The government, however, seems to be relatively less worried.
Balai Krishna Hazra, additional secretary (Fertiliser Management and Materials Unit) of the Ministry of Agriculture, told TBS in an earlier interview, "Our demand for urea is 26 lakh metric tonnes, and at the same time, we have to keep a reserve of 8 lakh tonnes each year. Altogether, we need 34 lakh tonnes. We have no shortage of urea till December, meaning there will be no crisis in the Aman season."
Bangladesh, however, doesn't have the luxury of relaxing even if there is no fertiliser shortage during the Aman season. We need to look beyond Aman and to the Boro, which is the biggest crop and requires 60% of fertiliser supplies.
"Boro is our biggest harvest. We receive 57% of our rice yield during this harvest. We need the maximum amount of fertiliser, especially urea during this period. We have to ensure there is sufficient irrigation and fertiliser during this period at any cost. We have to ensure a good harvest," asserted Dr Rahman.
Meanwhile, we have the spectre of global warming looming as an additional threat to food security.
"Regions like Bogura and Rajshahi are experiencing a lot of heat; if things continue like this until Boro season, there will be a drought. To tackle that situation, we will not only need higher levels of irrigation, but more fertiliser as well," added Dr Rahman.
A glimmer of hope?
Kyiv and Moscow signed a deal on Friday to free up Ukrainian grain exports that have been blocked since February. It is expected that some 22 million tonnes worth of Ukrainian grain currently stuck in silos, will now be released into the global market.
So there is a possibility that similar deals regarding fertiliser export might also be signed, especially as the US government itself is quietly encouraging agricultural and shipping companies to buy and carry more Russian fertiliser.

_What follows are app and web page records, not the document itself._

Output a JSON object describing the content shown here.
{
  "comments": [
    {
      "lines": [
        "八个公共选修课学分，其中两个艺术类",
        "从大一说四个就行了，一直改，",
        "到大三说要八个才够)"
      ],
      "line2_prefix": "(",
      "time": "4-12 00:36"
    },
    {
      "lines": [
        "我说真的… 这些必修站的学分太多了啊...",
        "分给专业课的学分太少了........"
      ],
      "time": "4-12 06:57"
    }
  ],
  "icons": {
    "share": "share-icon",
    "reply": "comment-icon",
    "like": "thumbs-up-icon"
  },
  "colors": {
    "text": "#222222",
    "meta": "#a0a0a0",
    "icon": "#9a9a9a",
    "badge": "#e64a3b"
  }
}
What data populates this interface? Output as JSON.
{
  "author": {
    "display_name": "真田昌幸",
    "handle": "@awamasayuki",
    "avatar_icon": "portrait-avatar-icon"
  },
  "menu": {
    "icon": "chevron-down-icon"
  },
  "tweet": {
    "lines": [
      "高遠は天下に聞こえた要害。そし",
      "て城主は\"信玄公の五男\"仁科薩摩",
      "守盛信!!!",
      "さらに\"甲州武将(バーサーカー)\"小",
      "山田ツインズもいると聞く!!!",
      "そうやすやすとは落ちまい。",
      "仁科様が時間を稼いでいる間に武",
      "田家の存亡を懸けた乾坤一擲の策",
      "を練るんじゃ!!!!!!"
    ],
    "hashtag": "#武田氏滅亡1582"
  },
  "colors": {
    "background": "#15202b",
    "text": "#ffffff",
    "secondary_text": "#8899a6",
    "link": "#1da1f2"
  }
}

But even if Russian fertiliser becomes more readily available, importing them will still put pressure on the foreign reserve.